INPUT RECORDS »
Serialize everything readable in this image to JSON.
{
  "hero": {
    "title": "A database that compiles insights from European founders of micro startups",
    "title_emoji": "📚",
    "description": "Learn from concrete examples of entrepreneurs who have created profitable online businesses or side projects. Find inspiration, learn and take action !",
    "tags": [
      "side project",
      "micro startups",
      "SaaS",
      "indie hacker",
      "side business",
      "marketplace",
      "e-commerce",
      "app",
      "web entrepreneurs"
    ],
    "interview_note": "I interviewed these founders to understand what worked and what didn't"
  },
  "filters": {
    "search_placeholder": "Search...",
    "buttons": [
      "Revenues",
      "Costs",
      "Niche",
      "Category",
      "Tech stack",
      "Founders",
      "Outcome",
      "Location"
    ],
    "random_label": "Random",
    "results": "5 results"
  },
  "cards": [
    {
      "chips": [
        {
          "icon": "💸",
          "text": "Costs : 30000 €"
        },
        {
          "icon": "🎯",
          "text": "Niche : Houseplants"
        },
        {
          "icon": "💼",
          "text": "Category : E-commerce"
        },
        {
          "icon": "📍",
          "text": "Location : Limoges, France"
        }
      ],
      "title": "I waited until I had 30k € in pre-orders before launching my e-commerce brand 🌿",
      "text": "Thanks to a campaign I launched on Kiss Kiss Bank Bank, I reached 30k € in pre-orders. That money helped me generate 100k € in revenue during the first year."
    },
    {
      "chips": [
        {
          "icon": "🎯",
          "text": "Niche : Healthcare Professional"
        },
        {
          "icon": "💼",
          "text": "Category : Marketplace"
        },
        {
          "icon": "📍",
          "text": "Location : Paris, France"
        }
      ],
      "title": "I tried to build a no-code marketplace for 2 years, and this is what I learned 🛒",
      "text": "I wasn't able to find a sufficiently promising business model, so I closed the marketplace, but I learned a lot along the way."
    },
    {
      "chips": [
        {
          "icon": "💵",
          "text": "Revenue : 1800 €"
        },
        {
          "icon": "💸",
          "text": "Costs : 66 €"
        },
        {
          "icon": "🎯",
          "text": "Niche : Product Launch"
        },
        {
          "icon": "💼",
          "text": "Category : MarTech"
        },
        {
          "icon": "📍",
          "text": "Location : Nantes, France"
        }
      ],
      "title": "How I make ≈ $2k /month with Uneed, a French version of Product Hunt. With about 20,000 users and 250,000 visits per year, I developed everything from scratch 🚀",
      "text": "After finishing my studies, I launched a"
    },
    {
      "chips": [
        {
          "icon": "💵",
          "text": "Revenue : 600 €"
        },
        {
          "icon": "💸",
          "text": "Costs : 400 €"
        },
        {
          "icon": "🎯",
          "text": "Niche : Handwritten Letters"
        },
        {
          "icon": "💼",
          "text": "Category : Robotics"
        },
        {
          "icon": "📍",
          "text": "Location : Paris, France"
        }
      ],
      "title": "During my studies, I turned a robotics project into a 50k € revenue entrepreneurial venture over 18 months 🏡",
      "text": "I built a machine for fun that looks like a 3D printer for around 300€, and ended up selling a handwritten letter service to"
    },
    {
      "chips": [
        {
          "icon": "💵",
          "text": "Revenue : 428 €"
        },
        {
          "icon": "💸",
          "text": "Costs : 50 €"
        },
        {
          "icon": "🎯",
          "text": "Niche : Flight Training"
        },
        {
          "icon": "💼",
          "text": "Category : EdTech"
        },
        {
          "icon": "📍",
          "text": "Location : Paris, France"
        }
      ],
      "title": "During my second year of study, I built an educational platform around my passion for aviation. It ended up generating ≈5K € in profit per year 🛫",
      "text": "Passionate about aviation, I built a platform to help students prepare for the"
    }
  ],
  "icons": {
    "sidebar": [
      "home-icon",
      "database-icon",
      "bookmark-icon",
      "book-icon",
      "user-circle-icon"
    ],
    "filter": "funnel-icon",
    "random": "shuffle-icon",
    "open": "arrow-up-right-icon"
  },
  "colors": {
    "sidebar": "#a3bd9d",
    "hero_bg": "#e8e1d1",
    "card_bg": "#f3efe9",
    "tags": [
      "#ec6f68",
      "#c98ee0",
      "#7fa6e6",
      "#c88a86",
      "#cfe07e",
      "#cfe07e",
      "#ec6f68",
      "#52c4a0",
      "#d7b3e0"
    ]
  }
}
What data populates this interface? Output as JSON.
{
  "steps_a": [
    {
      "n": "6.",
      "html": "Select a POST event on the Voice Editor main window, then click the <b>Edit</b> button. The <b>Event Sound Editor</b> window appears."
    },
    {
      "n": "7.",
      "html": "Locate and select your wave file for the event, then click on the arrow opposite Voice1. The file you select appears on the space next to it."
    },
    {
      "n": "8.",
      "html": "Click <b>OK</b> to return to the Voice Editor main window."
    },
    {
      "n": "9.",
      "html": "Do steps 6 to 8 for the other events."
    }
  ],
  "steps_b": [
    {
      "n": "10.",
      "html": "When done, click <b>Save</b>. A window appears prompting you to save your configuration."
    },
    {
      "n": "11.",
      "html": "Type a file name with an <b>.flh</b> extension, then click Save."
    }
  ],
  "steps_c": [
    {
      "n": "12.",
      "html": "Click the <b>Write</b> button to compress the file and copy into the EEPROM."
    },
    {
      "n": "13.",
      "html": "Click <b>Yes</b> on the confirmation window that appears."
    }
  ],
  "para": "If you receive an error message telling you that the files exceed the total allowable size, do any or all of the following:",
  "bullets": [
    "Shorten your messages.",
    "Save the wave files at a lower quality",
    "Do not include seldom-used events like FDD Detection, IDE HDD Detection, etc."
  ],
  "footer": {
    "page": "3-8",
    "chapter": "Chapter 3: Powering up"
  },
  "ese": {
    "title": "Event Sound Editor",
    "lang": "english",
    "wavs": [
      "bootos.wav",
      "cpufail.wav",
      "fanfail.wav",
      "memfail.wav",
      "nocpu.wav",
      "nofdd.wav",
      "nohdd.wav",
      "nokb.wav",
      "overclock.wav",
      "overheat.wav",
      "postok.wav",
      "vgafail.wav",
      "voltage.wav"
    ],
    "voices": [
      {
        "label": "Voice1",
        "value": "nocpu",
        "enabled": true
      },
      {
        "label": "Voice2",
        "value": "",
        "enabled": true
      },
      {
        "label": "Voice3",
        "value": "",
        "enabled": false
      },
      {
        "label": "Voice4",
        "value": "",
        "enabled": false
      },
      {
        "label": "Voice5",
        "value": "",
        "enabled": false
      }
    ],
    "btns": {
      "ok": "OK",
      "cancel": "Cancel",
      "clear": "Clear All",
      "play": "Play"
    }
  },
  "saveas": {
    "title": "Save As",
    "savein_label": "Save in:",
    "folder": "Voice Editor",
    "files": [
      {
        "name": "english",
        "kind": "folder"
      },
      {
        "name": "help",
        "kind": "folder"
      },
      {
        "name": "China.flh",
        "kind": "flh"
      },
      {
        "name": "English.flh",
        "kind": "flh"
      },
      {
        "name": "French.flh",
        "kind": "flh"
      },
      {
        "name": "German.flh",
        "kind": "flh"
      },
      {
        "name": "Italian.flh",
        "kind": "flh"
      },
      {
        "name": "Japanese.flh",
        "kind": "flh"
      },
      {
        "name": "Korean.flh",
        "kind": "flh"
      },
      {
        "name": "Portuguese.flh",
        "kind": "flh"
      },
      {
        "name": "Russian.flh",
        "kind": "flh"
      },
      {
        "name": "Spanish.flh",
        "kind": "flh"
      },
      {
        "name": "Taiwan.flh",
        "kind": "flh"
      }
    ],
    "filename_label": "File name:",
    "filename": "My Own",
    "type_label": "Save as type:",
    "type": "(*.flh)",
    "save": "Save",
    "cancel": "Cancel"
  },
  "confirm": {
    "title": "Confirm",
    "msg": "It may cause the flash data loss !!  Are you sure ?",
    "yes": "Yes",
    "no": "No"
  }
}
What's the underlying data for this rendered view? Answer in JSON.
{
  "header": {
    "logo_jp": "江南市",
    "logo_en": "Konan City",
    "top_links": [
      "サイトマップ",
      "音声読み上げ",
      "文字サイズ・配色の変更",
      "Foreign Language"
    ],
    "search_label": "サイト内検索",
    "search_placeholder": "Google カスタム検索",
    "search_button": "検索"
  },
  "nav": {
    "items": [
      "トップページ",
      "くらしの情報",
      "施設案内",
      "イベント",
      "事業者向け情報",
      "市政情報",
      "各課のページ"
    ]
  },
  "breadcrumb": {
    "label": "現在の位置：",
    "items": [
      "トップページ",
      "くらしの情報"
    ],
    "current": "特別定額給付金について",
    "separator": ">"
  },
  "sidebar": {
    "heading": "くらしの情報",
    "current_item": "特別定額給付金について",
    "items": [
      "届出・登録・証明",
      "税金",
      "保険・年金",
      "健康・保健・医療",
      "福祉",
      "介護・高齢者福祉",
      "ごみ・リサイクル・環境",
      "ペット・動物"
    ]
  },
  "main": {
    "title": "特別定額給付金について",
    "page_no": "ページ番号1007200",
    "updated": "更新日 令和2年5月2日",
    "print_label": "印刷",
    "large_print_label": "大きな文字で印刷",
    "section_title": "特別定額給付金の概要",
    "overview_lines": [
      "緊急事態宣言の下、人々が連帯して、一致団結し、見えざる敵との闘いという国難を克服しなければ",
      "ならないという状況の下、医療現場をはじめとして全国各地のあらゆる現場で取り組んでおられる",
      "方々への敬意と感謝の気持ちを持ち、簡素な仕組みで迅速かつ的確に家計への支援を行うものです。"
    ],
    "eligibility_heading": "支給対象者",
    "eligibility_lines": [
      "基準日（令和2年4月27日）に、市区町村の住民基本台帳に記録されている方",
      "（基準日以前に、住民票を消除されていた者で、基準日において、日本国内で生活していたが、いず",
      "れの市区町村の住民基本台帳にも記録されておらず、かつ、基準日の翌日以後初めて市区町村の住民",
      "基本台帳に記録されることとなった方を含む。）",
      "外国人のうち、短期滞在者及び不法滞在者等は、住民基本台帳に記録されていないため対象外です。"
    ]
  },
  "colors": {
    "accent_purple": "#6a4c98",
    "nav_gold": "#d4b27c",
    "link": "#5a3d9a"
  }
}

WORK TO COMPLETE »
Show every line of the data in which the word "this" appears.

YOUR SOLUTION »
Serialize everything readable in this image to JSON.
      "title": "I tried to build a no-code marketplace for 2 years, and this is what I learned 🛒",
What data populates this interface? Output as JSON.
What's the underlying data for this rendered view? Answer in JSON.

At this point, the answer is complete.